Surprisingly, retirees, in some ways, may be more resilient in this economic downturn than employed workers. Most retirees have guaranteed income in the form of Social Security and access to health insurance coverage through Medicare. Unlike employed workers, most retirees do not have a job to lose.

Our survey finds that three in four retirees say their retirement confidence has stayed the same, which sounds like good news. However, we need to keep it in perspective that only 29 percent are “very confident” in their ability to maintain a comfortable lifestyle throughout the duration of their retirement.

Al Waller:

Well….I can report that contemporaries I know who have voluntarily opted and been fortunate enough to retire are feeling pretty secure & comfortable in their financial futures too.

Then again, I’m reminded of the old saying: “You can’t take it with you!”  To which my friend Lucy would add: “Yeah but you want to have enough to get there!”  And when you think about it, that makes a lot of sense too.

So any additional insights regarding what the survey offers concerning retirees’ financial status?

Catherine Collinson:

We asked about their current financial priorities. Many retirees – in fact 45 percent – cited paying off some form of debt as a priority, which is concerning. It’s one thing to carry debt during our working years when we have potential career and salary growth, but it’s another when we’re retired and living on a fixed income. The bottom line is that if you are retired and are carrying debt, if you haven’t done so already, take some time to do your homework and put together a plan for paying it down.

Al Waller:

And, I also noticed the survey reported only 9 percent of retirees frequently discuss their retirement savings, investments, and financial situation with family and close friends. Now why is that so important that they do so?

Catherine Collinson:

Especially now, for many, our families and close friends are our most important support system. It’s better to have proactive conversations up front, then scramble to make decisions during a crisis when emotions are running high.

Our survey finds that four in ten retirees say they would rely on family and friends, if their health declines and they need assistance with daily activities. Even fewer have established financial and health care powers of attorney. How can people support each other or come up with a plan, if they don’t share a common understanding?
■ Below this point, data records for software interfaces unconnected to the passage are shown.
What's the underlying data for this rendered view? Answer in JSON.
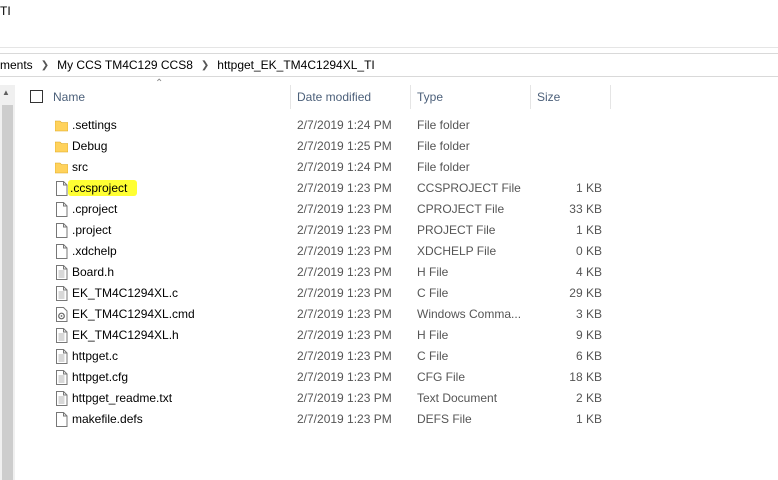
{
  "window": {
    "title_fragment": "TI"
  },
  "breadcrumb": [
    "ments",
    "My CCS TM4C129 CCS8",
    "httpget_EK_TM4C1294XL_TI"
  ],
  "columns": {
    "name": "Name",
    "date": "Date modified",
    "type": "Type",
    "size": "Size"
  },
  "files": [
    {
      "name": ".settings",
      "date": "2/7/2019 1:24 PM",
      "type": "File folder",
      "size": "",
      "icon": "folder-icon"
    },
    {
      "name": "Debug",
      "date": "2/7/2019 1:25 PM",
      "type": "File folder",
      "size": "",
      "icon": "folder-icon"
    },
    {
      "name": "src",
      "date": "2/7/2019 1:24 PM",
      "type": "File folder",
      "size": "",
      "icon": "folder-icon"
    },
    {
      "name": ".ccsproject",
      "date": "2/7/2019 1:23 PM",
      "type": "CCSPROJECT File",
      "size": "1 KB",
      "icon": "file-icon",
      "highlighted": true
    },
    {
      "name": ".cproject",
      "date": "2/7/2019 1:23 PM",
      "type": "CPROJECT File",
      "size": "33 KB",
      "icon": "file-icon"
    },
    {
      "name": ".project",
      "date": "2/7/2019 1:23 PM",
      "type": "PROJECT File",
      "size": "1 KB",
      "icon": "file-icon"
    },
    {
      "name": ".xdchelp",
      "date": "2/7/2019 1:23 PM",
      "type": "XDCHELP File",
      "size": "0 KB",
      "icon": "file-icon"
    },
    {
      "name": "Board.h",
      "date": "2/7/2019 1:23 PM",
      "type": "H File",
      "size": "4 KB",
      "icon": "text-file-icon"
    },
    {
      "name": "EK_TM4C1294XL.c",
      "date": "2/7/2019 1:23 PM",
      "type": "C File",
      "size": "29 KB",
      "icon": "text-file-icon"
    },
    {
      "name": "EK_TM4C1294XL.cmd",
      "date": "2/7/2019 1:23 PM",
      "type": "Windows Comma...",
      "size": "3 KB",
      "icon": "cmd-file-icon"
    },
    {
      "name": "EK_TM4C1294XL.h",
      "date": "2/7/2019 1:23 PM",
      "type": "H File",
      "size": "9 KB",
      "icon": "text-file-icon"
    },
    {
      "name": "httpget.c",
      "date": "2/7/2019 1:23 PM",
      "type": "C File",
      "size": "6 KB",
      "icon": "text-file-icon"
    },
    {
      "name": "httpget.cfg",
      "date": "2/7/2019 1:23 PM",
      "type": "CFG File",
      "size": "18 KB",
      "icon": "text-file-icon"
    },
    {
      "name": "httpget_readme.txt",
      "date": "2/7/2019 1:23 PM",
      "type": "Text Document",
      "size": "2 KB",
      "icon": "text-file-icon"
    },
    {
      "name": "makefile.defs",
      "date": "2/7/2019 1:23 PM",
      "type": "DEFS File",
      "size": "1 KB",
      "icon": "file-icon"
    }
  ],
  "colors": {
    "folder": "#ffd25c",
    "highlight": "#ffff33",
    "header_text": "#4c607a"
  }
}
Al Waller:

Well Catherine….those are some pretty compelling points…So thanks again for your research & perspective today.
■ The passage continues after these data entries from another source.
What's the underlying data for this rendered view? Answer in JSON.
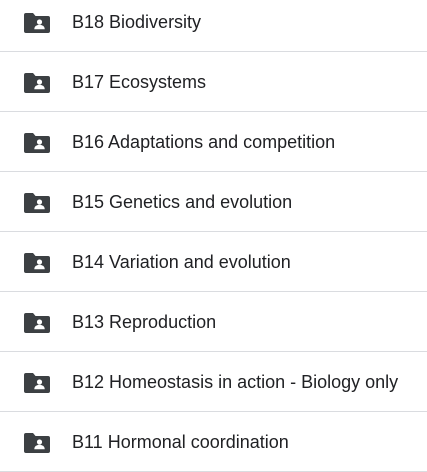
{
  "folders": [
    {
      "name": "B18 Biodiversity",
      "icon": "shared-folder-icon"
    },
    {
      "name": "B17 Ecosystems",
      "icon": "shared-folder-icon"
    },
    {
      "name": "B16 Adaptations and competition",
      "icon": "shared-folder-icon"
    },
    {
      "name": "B15 Genetics and evolution",
      "icon": "shared-folder-icon"
    },
    {
      "name": "B14 Variation and evolution",
      "icon": "shared-folder-icon"
    },
    {
      "name": "B13 Reproduction",
      "icon": "shared-folder-icon"
    },
    {
      "name": "B12 Homeostasis in action - Biology only",
      "icon": "shared-folder-icon"
    },
    {
      "name": "B11 Hormonal coordination",
      "icon": "shared-folder-icon"
    }
  ],
  "colors": {
    "icon": "#3c4043",
    "text": "#202124",
    "divider": "#dadce0"
  }
}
And while unrelated, I want to once again remind listeners to be aware of scams.

Please remember…..if you’re ever contacted by someone claiming to be a COVID contact tracer, know that they’ll never ask for financial information, such as your Social Security credit card number.

And that’s it for this week’s edition of ClearPath – Your Roadmap to Health and Wealth.
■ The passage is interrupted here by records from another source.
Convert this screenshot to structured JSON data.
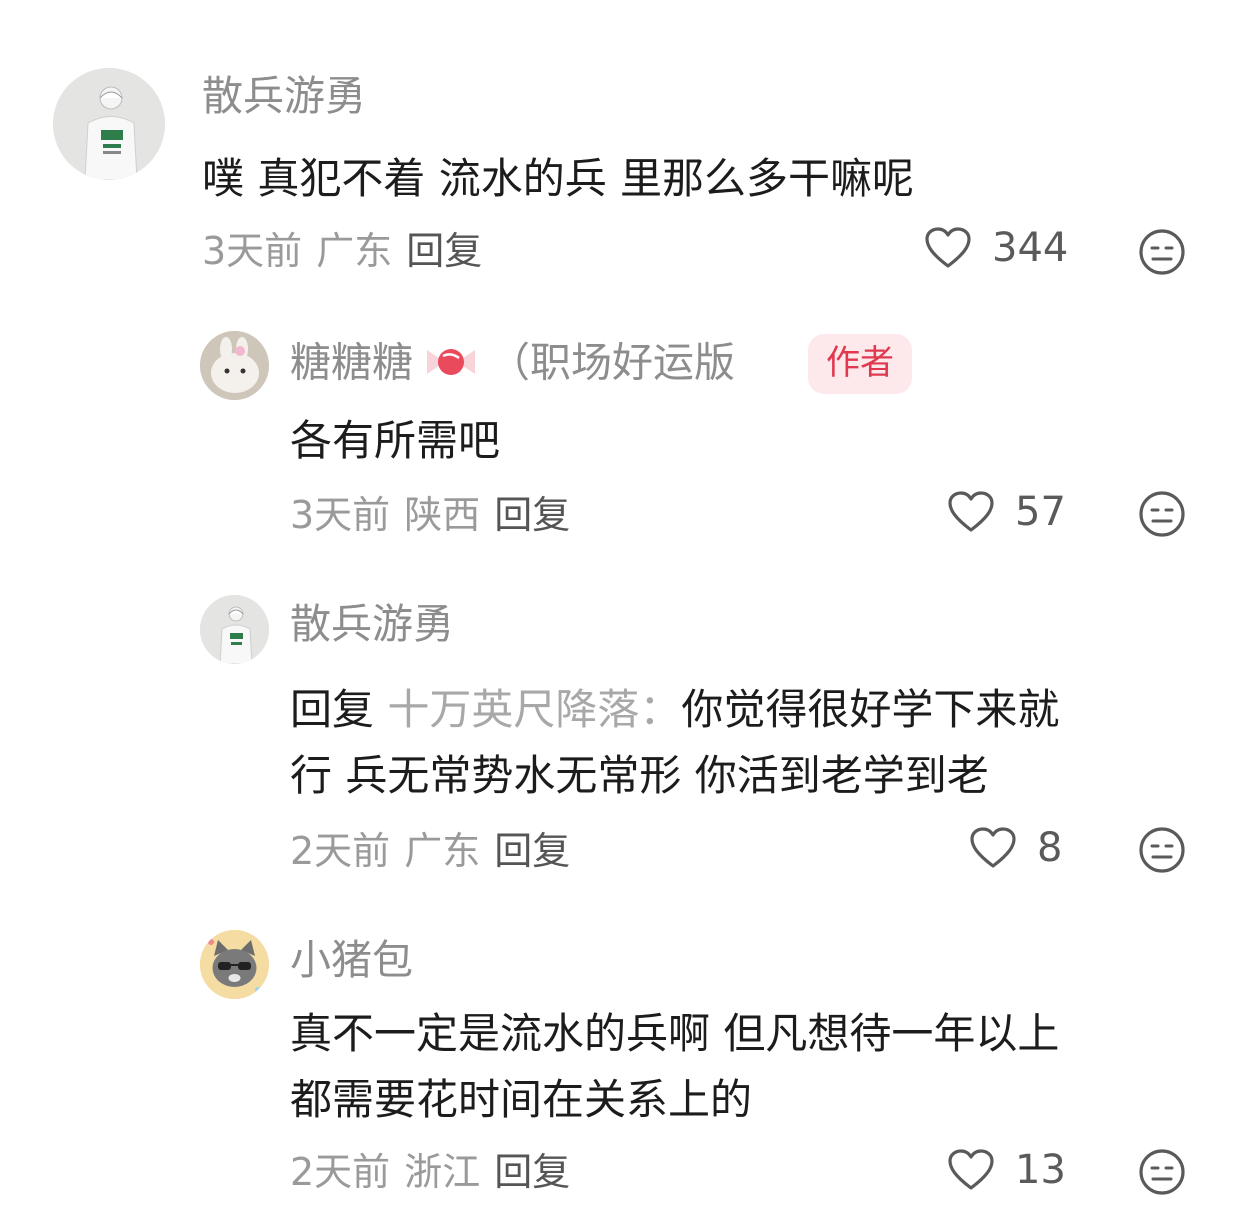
{
  "comments": [
    {
      "username": "散兵游勇",
      "text_lines": [
        "噗 真犯不着 流水的兵 里那么多干嘛呢"
      ],
      "time": "3天前",
      "location": "广东",
      "reply_label": "回复",
      "likes": "344"
    },
    {
      "username": "糖糖糖",
      "username_suffix": "（职场好运版",
      "badge": "作者",
      "text_lines": [
        "各有所需吧"
      ],
      "time": "3天前",
      "location": "陕西",
      "reply_label": "回复",
      "likes": "57"
    },
    {
      "username": "散兵游勇",
      "reply_prefix": "回复",
      "reply_to": "十万英尺降落：",
      "text_line1_rest": "你觉得很好学下来就",
      "text_line2": "行 兵无常势水无常形 你活到老学到老",
      "time": "2天前",
      "location": "广东",
      "reply_label": "回复",
      "likes": "8"
    },
    {
      "username": "小猪包",
      "text_lines": [
        "真不一定是流水的兵啊 但凡想待一年以上",
        "都需要花时间在关系上的"
      ],
      "time": "2天前",
      "location": "浙江",
      "reply_label": "回复",
      "likes": "13"
    }
  ],
  "colors": {
    "username": "#8d8d8d",
    "text": "#1c1c1c",
    "meta": "#9a9a9a",
    "badge_bg": "#fde9ec",
    "badge_text": "#e0394f"
  },
  "icons": {
    "like": "heart-outline-icon",
    "dislike": "meh-face-icon"
  }
}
This is Al Waller on WYPR….your NPR News Station.

Stay safe…stay vigilent & thanks for listening.